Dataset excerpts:

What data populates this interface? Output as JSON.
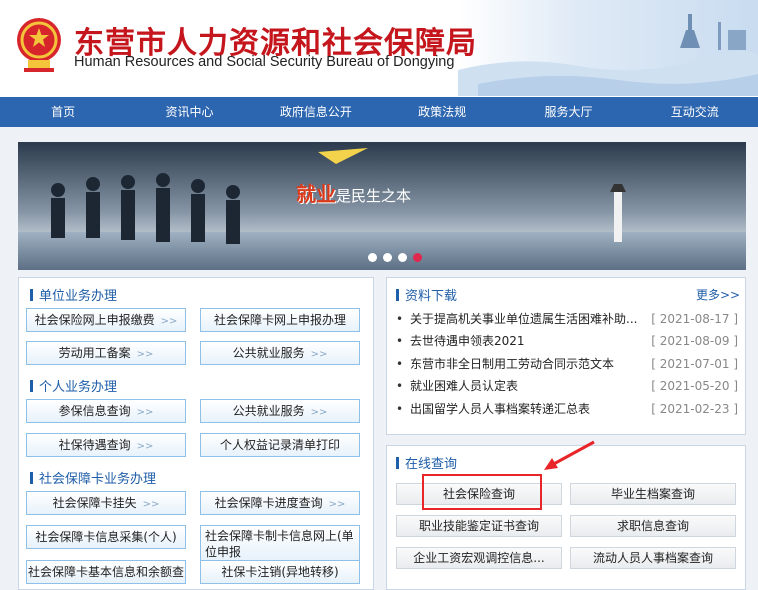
{
  "header": {
    "title_cn": "东营市人力资源和社会保障局",
    "title_en": "Human Resources and Social Security Bureau of Dongying"
  },
  "nav": [
    "首页",
    "资讯中心",
    "政府信息公开",
    "政策法规",
    "服务大厅",
    "互动交流"
  ],
  "banner": {
    "slogan_a": "就业",
    "slogan_b": "是民生之本",
    "active_dot": 4,
    "dot_count": 4
  },
  "left": {
    "sec1_title": "单位业务办理",
    "sec1_buttons": [
      "社会保险网上申报缴费",
      "社会保障卡网上申报办理",
      "劳动用工备案",
      "公共就业服务"
    ],
    "sec2_title": "个人业务办理",
    "sec2_buttons": [
      "参保信息查询",
      "公共就业服务",
      "社保待遇查询",
      "个人权益记录清单打印"
    ],
    "sec3_title": "社会保障卡业务办理",
    "sec3_buttons": [
      "社会保障卡挂失",
      "社会保障卡进度查询",
      "社会保障卡信息采集(个人)",
      "社会保障卡制卡信息网上(单位申报",
      "社会保障卡基本信息和余额查",
      "社保卡注销(异地转移)"
    ],
    "arrow_glyph": ">>"
  },
  "downloads": {
    "title": "资料下载",
    "more": "更多>>",
    "items": [
      {
        "title": "关于提高机关事业单位遗属生活困难补助...",
        "date": "[ 2021-08-17 ]"
      },
      {
        "title": "去世待遇申领表2021",
        "date": "[ 2021-08-09 ]"
      },
      {
        "title": "东营市非全日制用工劳动合同示范文本",
        "date": "[ 2021-07-01 ]"
      },
      {
        "title": "就业困难人员认定表",
        "date": "[ 2021-05-20 ]"
      },
      {
        "title": "出国留学人员人事档案转递汇总表",
        "date": "[ 2021-02-23 ]"
      }
    ]
  },
  "query": {
    "title": "在线查询",
    "buttons": [
      "社会保险查询",
      "毕业生档案查询",
      "职业技能鉴定证书查询",
      "求职信息查询",
      "企业工资宏观调控信息...",
      "流动人员人事档案查询"
    ]
  },
  "colors": {
    "nav": "#2d66b0",
    "title_red": "#c4161c",
    "highlight": "#e8262a"
  }
}
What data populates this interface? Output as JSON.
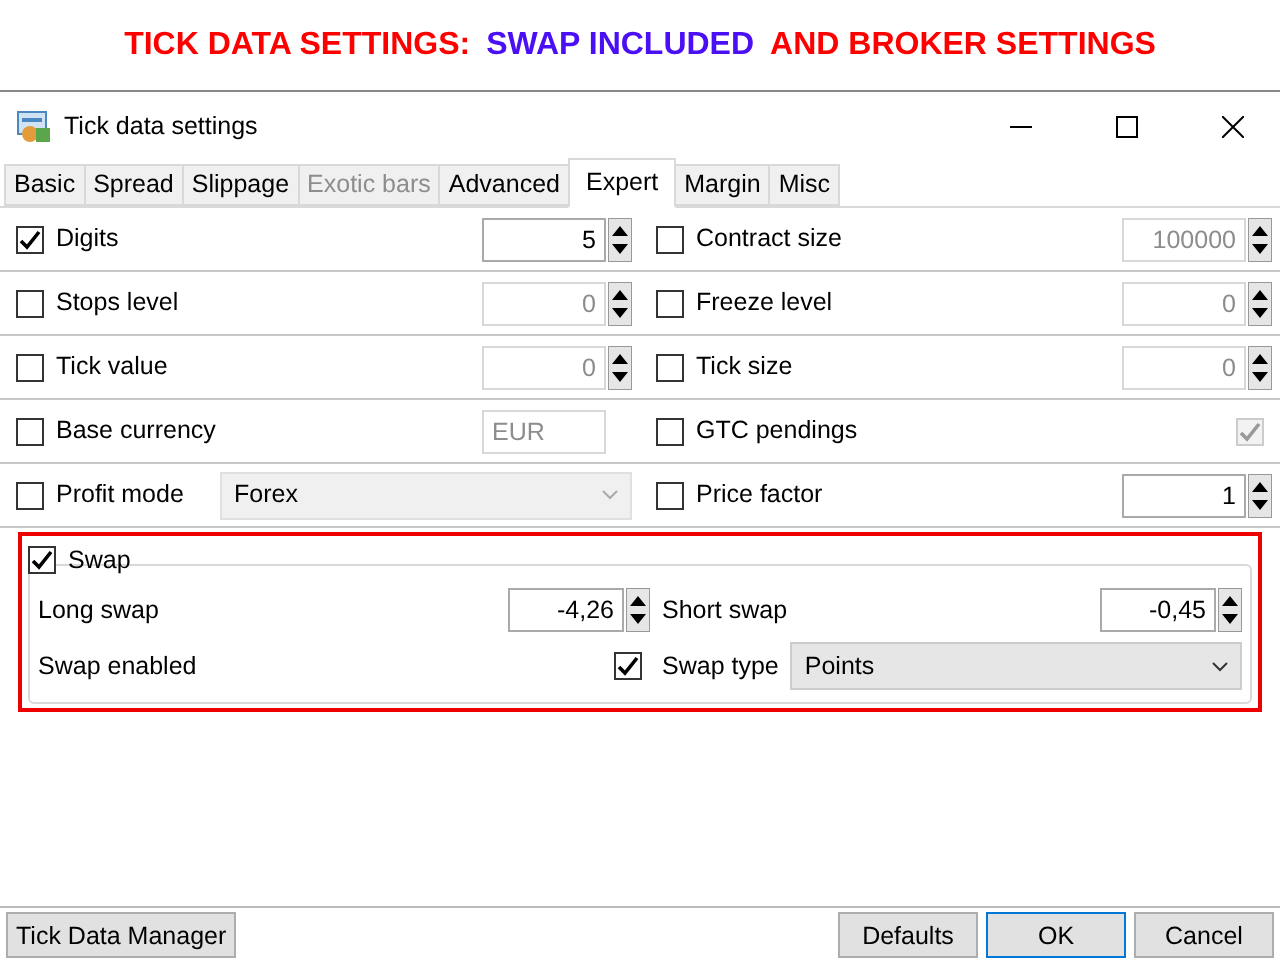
{
  "banner": [
    {
      "text": "TICK DATA SETTINGS:",
      "color": "#ff0000"
    },
    {
      "text": "SWAP INCLUDED",
      "color": "#4a0ff5"
    },
    {
      "text": "AND BROKER SETTINGS",
      "color": "#ff0000"
    }
  ],
  "window": {
    "title": "Tick data settings"
  },
  "tabs": [
    {
      "label": "Basic",
      "selected": false,
      "disabled": false
    },
    {
      "label": "Spread",
      "selected": false,
      "disabled": false
    },
    {
      "label": "Slippage",
      "selected": false,
      "disabled": false
    },
    {
      "label": "Exotic bars",
      "selected": false,
      "disabled": true
    },
    {
      "label": "Advanced",
      "selected": false,
      "disabled": false
    },
    {
      "label": "Expert",
      "selected": true,
      "disabled": false
    },
    {
      "label": "Margin",
      "selected": false,
      "disabled": false
    },
    {
      "label": "Misc",
      "selected": false,
      "disabled": false
    }
  ],
  "settings": [
    {
      "label": "Digits",
      "checked": true,
      "kind": "spin",
      "value": "5",
      "disabled": false
    },
    {
      "label": "Contract size",
      "checked": false,
      "kind": "spin",
      "value": "100000",
      "disabled": true
    },
    {
      "label": "Stops level",
      "checked": false,
      "kind": "spin",
      "value": "0",
      "disabled": true
    },
    {
      "label": "Freeze level",
      "checked": false,
      "kind": "spin",
      "value": "0",
      "disabled": true
    },
    {
      "label": "Tick value",
      "checked": false,
      "kind": "spin",
      "value": "0",
      "disabled": true
    },
    {
      "label": "Tick size",
      "checked": false,
      "kind": "spin",
      "value": "0",
      "disabled": true
    },
    {
      "label": "Base currency",
      "checked": false,
      "kind": "text",
      "value": "EUR",
      "disabled": true
    },
    {
      "label": "GTC pendings",
      "checked": false,
      "kind": "check",
      "on": true,
      "disabled": true
    },
    {
      "label": "Profit mode",
      "checked": false,
      "kind": "combo",
      "value": "Forex",
      "disabled": true
    },
    {
      "label": "Price factor",
      "checked": false,
      "kind": "spin",
      "value": "1",
      "disabled": false
    }
  ],
  "swap": {
    "label": "Swap",
    "checked": true,
    "highlighted": true,
    "long_swap": {
      "label": "Long swap",
      "value": "-4,26"
    },
    "short_swap": {
      "label": "Short swap",
      "value": "-0,45"
    },
    "swap_enabled": {
      "label": "Swap enabled",
      "checked": true
    },
    "swap_type": {
      "label": "Swap type",
      "value": "Points"
    }
  },
  "footer": {
    "left": [
      {
        "label": "Tick Data Manager",
        "default": false
      }
    ],
    "right": [
      {
        "label": "Defaults",
        "default": false
      },
      {
        "label": "OK",
        "default": true
      },
      {
        "label": "Cancel",
        "default": false
      }
    ]
  }
}
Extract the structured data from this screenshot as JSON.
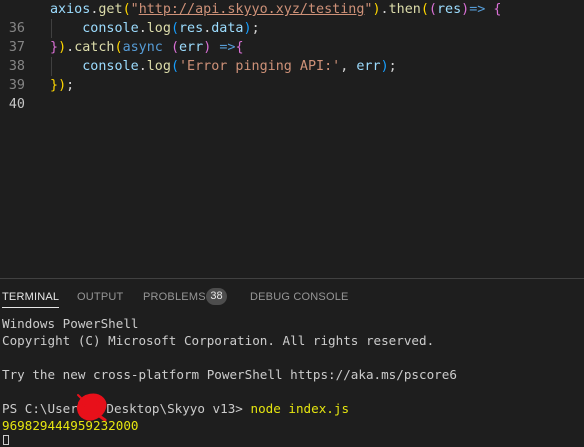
{
  "editor": {
    "lines": [
      {
        "number": "36"
      },
      {
        "number": "37"
      },
      {
        "number": "38"
      },
      {
        "number": "39"
      },
      {
        "number": "40"
      }
    ],
    "code": {
      "l36": {
        "axios": "axios",
        "dot": ".",
        "get": "get",
        "open": "(",
        "url_quote_open": "\"",
        "url": "http://api.skyyo.xyz/testing",
        "url_quote_close": "\"",
        "close": ")",
        "dot2": ".",
        "then": "then",
        "open2": "(",
        "open3": "(",
        "res": "res",
        "close3": ")",
        "arrow": "=>",
        "brace": "{"
      },
      "l37": {
        "console": "console",
        "dot": ".",
        "log": "log",
        "open": "(",
        "res": "res",
        "dot2": ".",
        "data": "data",
        "close": ")",
        "semi": ";"
      },
      "l38": {
        "brace": "}",
        "close": ")",
        "dot": ".",
        "catch": "catch",
        "open": "(",
        "async": "async",
        "open2": "(",
        "err": "err",
        "close2": ")",
        "arrow": "=>",
        "brace2": "{"
      },
      "l39": {
        "console": "console",
        "dot": ".",
        "log": "log",
        "open": "(",
        "str": "'Error pinging API:'",
        "comma": ",",
        "err": "err",
        "close": ")",
        "semi": ";"
      },
      "l40": {
        "brace": "}",
        "close": ")",
        "semi": ";"
      }
    }
  },
  "panel": {
    "tabs": [
      {
        "label": "TERMINAL"
      },
      {
        "label": "OUTPUT"
      },
      {
        "label": "PROBLEMS"
      },
      {
        "label": "DEBUG CONSOLE"
      }
    ],
    "problems_count": "38"
  },
  "terminal": {
    "line1": "Windows PowerShell",
    "line2": "Copyright (C) Microsoft Corporation. All rights reserved.",
    "line3": "Try the new cross-platform PowerShell https://aka.ms/pscore6",
    "prompt_prefix": "PS C:\\Users",
    "prompt_suffix": "Desktop\\Skyyo v13>",
    "command": "node index.js",
    "output": "969829444959232000"
  },
  "colors": {
    "background": "#1e1e1e",
    "redaction": "#e8101a",
    "output_yellow": "#e5e510"
  }
}
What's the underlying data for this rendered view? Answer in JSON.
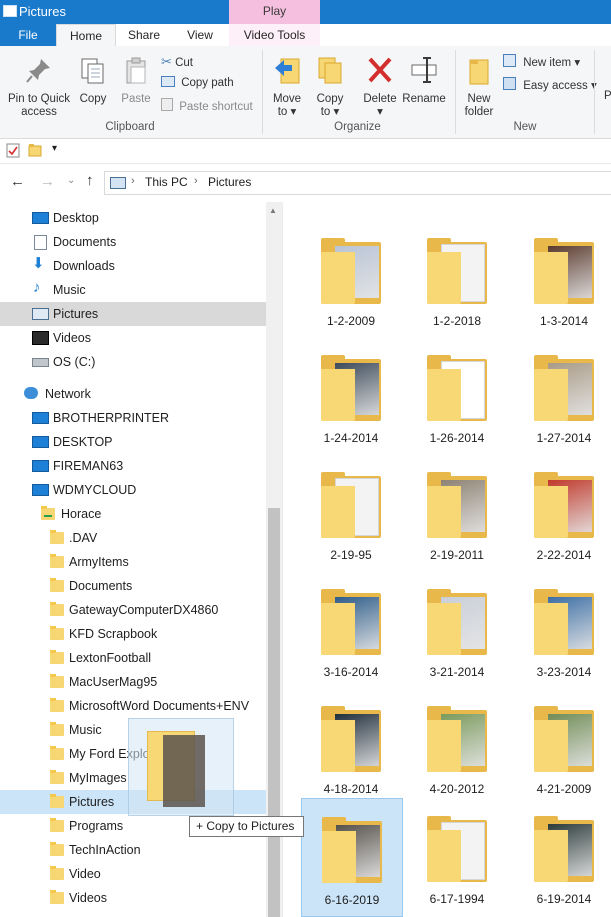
{
  "window": {
    "title": "Pictures",
    "context_tab": "Play"
  },
  "tabs": [
    "File",
    "Home",
    "Share",
    "View",
    "Video Tools"
  ],
  "ribbon": {
    "clipboard": {
      "pin": [
        "Pin to Quick",
        "access"
      ],
      "copy": "Copy",
      "paste": "Paste",
      "cut": "Cut",
      "copy_path": "Copy path",
      "paste_shortcut": "Paste shortcut",
      "group": "Clipboard"
    },
    "organize": {
      "move_to": [
        "Move",
        "to"
      ],
      "copy_to": [
        "Copy",
        "to"
      ],
      "delete": "Delete",
      "rename": "Rename",
      "group": "Organize"
    },
    "new": {
      "new_folder": [
        "New",
        "folder"
      ],
      "new_item": "New item",
      "easy_access": "Easy access",
      "group": "New"
    },
    "partial": "P"
  },
  "address": {
    "segments": [
      "This PC",
      "Pictures"
    ]
  },
  "nav": {
    "quick": [
      {
        "label": "Desktop",
        "icon": "desktop-icon"
      },
      {
        "label": "Documents",
        "icon": "documents-icon"
      },
      {
        "label": "Downloads",
        "icon": "downloads-icon"
      },
      {
        "label": "Music",
        "icon": "music-icon"
      },
      {
        "label": "Pictures",
        "icon": "pictures-icon"
      },
      {
        "label": "Videos",
        "icon": "videos-icon"
      },
      {
        "label": "OS (C:)",
        "icon": "drive-icon"
      }
    ],
    "network": {
      "label": "Network",
      "computers": [
        "BROTHERPRINTER",
        "DESKTOP",
        "FIREMAN63",
        "WDMYCLOUD"
      ],
      "share": "Horace",
      "folders": [
        ".DAV",
        "ArmyItems",
        "Documents",
        "GatewayComputerDX4860",
        "KFD Scrapbook",
        "LextonFootball",
        "MacUserMag95",
        "MicrosoftWord Documents+ENV",
        "Music",
        "My Ford Explorer",
        "MyImages",
        "Pictures",
        "Programs",
        "TechInAction",
        "Video",
        "Videos"
      ]
    }
  },
  "folders": [
    {
      "name": "1-2-2009",
      "kind": "photo",
      "tint": "#b8c4d6"
    },
    {
      "name": "1-2-2018",
      "kind": "paper",
      "tint": "#f3f3f3"
    },
    {
      "name": "1-3-2014",
      "kind": "photo",
      "tint": "#5a3a2e"
    },
    {
      "name": "1-24-2014",
      "kind": "photo",
      "tint": "#3c4a5a"
    },
    {
      "name": "1-26-2014",
      "kind": "paper",
      "tint": "#ffffff"
    },
    {
      "name": "1-27-2014",
      "kind": "photo",
      "tint": "#a89a86"
    },
    {
      "name": "2-19-95",
      "kind": "paper",
      "tint": "#f3f3f3"
    },
    {
      "name": "2-19-2011",
      "kind": "photo",
      "tint": "#8d8273"
    },
    {
      "name": "2-22-2014",
      "kind": "photo",
      "tint": "#c0392b"
    },
    {
      "name": "3-16-2014",
      "kind": "photo",
      "tint": "#2e5d8a"
    },
    {
      "name": "3-21-2014",
      "kind": "photo",
      "tint": "#c9cfd8"
    },
    {
      "name": "3-23-2014",
      "kind": "photo",
      "tint": "#3d6fa5"
    },
    {
      "name": "4-18-2014",
      "kind": "photo",
      "tint": "#1f2e3c"
    },
    {
      "name": "4-20-2012",
      "kind": "photo",
      "tint": "#7a9a5c"
    },
    {
      "name": "4-21-2009",
      "kind": "photo",
      "tint": "#6f8c55"
    },
    {
      "name": "6-16-2019",
      "kind": "photo",
      "tint": "#55504a",
      "selected": true
    },
    {
      "name": "6-17-1994",
      "kind": "paper",
      "tint": "#f3f3f3"
    },
    {
      "name": "6-19-2014",
      "kind": "photo",
      "tint": "#2b3a3a"
    }
  ],
  "drag_tip": "+ Copy to Pictures",
  "colors": {
    "accent": "#1979ca",
    "selection": "#cce4f7",
    "folder": "#f8d775"
  }
}
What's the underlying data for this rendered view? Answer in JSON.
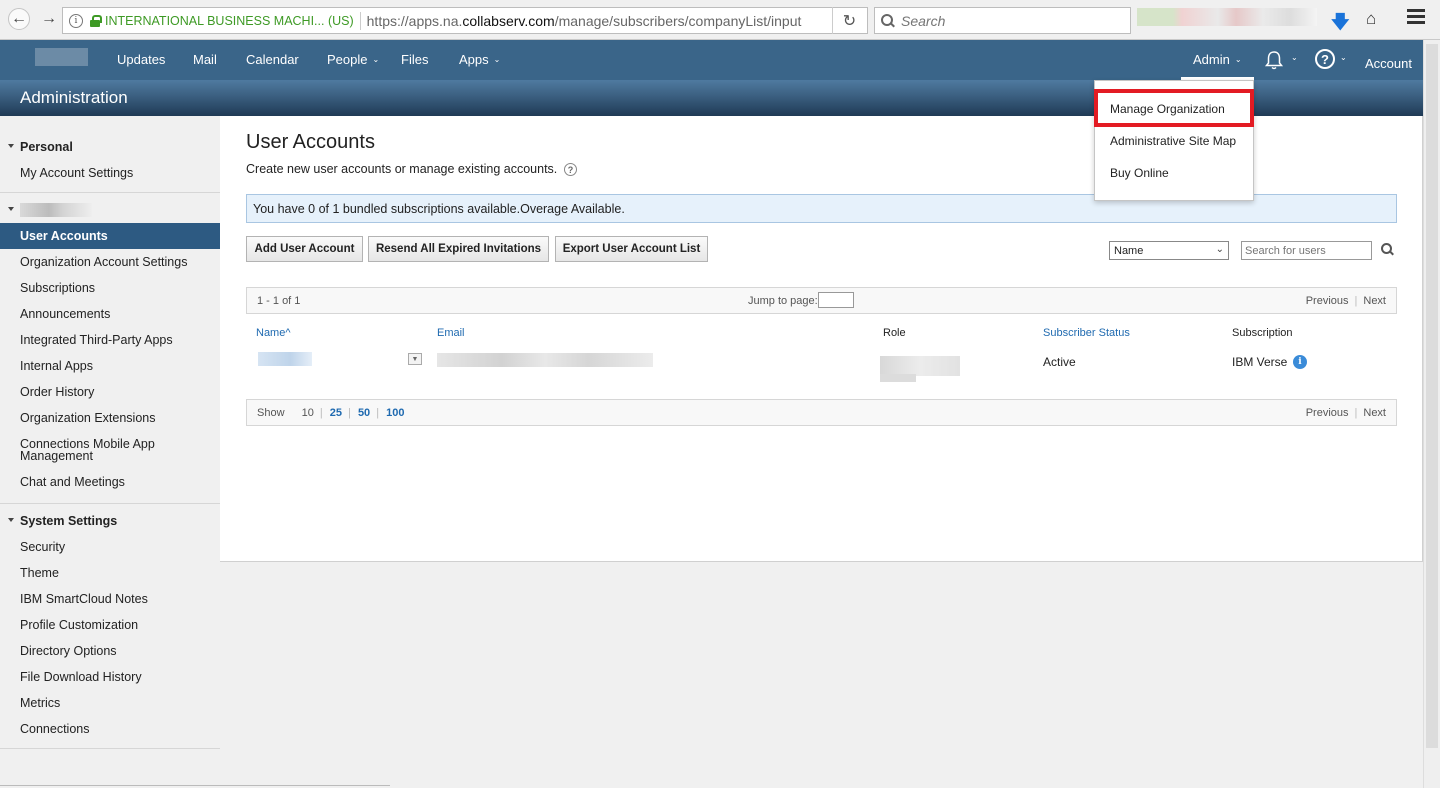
{
  "browser": {
    "site_identity": "INTERNATIONAL BUSINESS MACHI... (US)",
    "url_prefix": "https://apps.na.",
    "url_domain": "collabserv.com",
    "url_path": "/manage/subscribers/companyList/input",
    "search_placeholder": "Search"
  },
  "nav": {
    "items": [
      "Updates",
      "Mail",
      "Calendar",
      "People",
      "Files",
      "Apps"
    ],
    "admin": "Admin",
    "account": "Account"
  },
  "admin_menu": {
    "items": [
      "Manage Organization",
      "Administrative Site Map",
      "Buy Online"
    ],
    "highlight_color": "#e31b23"
  },
  "header": {
    "title": "Administration"
  },
  "sidebar": {
    "personal_heading": "Personal",
    "personal_items": [
      "My Account Settings"
    ],
    "org_items": [
      "User Accounts",
      "Organization Account Settings",
      "Subscriptions",
      "Announcements",
      "Integrated Third-Party Apps",
      "Internal Apps",
      "Order History",
      "Organization Extensions",
      "Connections Mobile App Management",
      "Chat and Meetings"
    ],
    "system_heading": "System Settings",
    "system_items": [
      "Security",
      "Theme",
      "IBM SmartCloud Notes",
      "Profile Customization",
      "Directory Options",
      "File Download History",
      "Metrics",
      "Connections"
    ],
    "active_item": "User Accounts"
  },
  "main": {
    "title": "User Accounts",
    "description": "Create new user accounts or manage existing accounts.",
    "notice": "You have 0 of 1 bundled subscriptions available.Overage Available.",
    "buttons": {
      "add": "Add User Account",
      "resend": "Resend All Expired Invitations",
      "export": "Export User Account List"
    },
    "search_field_select": "Name",
    "search_placeholder": "Search for users",
    "pager": {
      "range": "1 - 1 of 1",
      "jump_label": "Jump to page:",
      "previous": "Previous",
      "next": "Next"
    },
    "columns": {
      "name": "Name",
      "sort_indicator": "^",
      "email": "Email",
      "role": "Role",
      "status": "Subscriber Status",
      "subscription": "Subscription"
    },
    "rows": [
      {
        "status": "Active",
        "subscription": "IBM Verse"
      }
    ],
    "show": {
      "label": "Show",
      "sizes": [
        "10",
        "25",
        "50",
        "100"
      ]
    }
  }
}
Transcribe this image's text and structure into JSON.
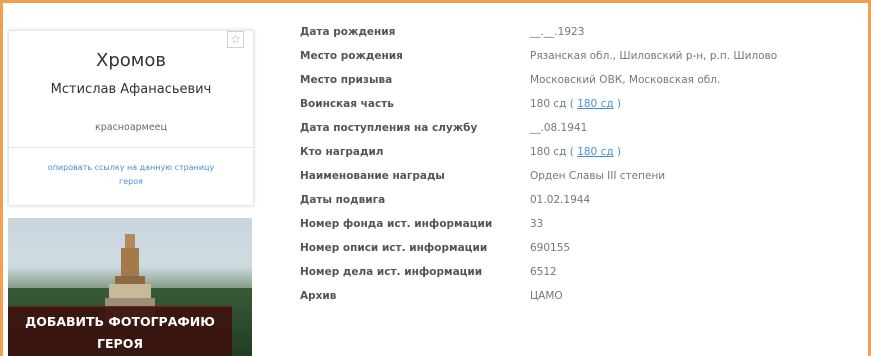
{
  "hero": {
    "surname": "Хромов",
    "given_names": "Мстислав Афанасьевич",
    "rank": "красноармеец",
    "copy_link_line1": "опировать ссылку на данную страницу",
    "copy_link_line2": "героя",
    "favorite_icon": "star-icon"
  },
  "photo_button": {
    "line1": "ДОБАВИТЬ ФОТОГРАФИЮ",
    "line2": "ГЕРОЯ"
  },
  "details": [
    {
      "label": "Дата рождения",
      "value": "__.__.1923"
    },
    {
      "label": "Место рождения",
      "value": "Рязанская обл., Шиловский р-н, р.п. Шилово"
    },
    {
      "label": "Место призыва",
      "value": "Московский ОВК, Московская обл."
    },
    {
      "label": "Воинская часть",
      "value": "180 сд",
      "link": "180 сд"
    },
    {
      "label": "Дата поступления на службу",
      "value": "__.08.1941"
    },
    {
      "label": "Кто наградил",
      "value": "180 сд",
      "link": "180 сд"
    },
    {
      "label": "Наименование награды",
      "value": "Орден Славы III степени"
    },
    {
      "label": "Даты подвига",
      "value": "01.02.1944"
    },
    {
      "label": "Номер фонда ист. информации",
      "value": "33"
    },
    {
      "label": "Номер описи ист. информации",
      "value": "690155"
    },
    {
      "label": "Номер дела ист. информации",
      "value": "6512"
    },
    {
      "label": "Архив",
      "value": "ЦАМО"
    }
  ],
  "colors": {
    "frame_border": "#f0a050",
    "link": "#4a8fcf",
    "label": "#555555",
    "value": "#777777",
    "photo_button_bg": "#3c120e"
  }
}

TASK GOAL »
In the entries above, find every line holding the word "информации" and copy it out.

ANSWER BOX »
      "label": "Номер фонда ист. информации",
      "label": "Номер описи ист. информации",
      "label": "Номер дела ист. информации",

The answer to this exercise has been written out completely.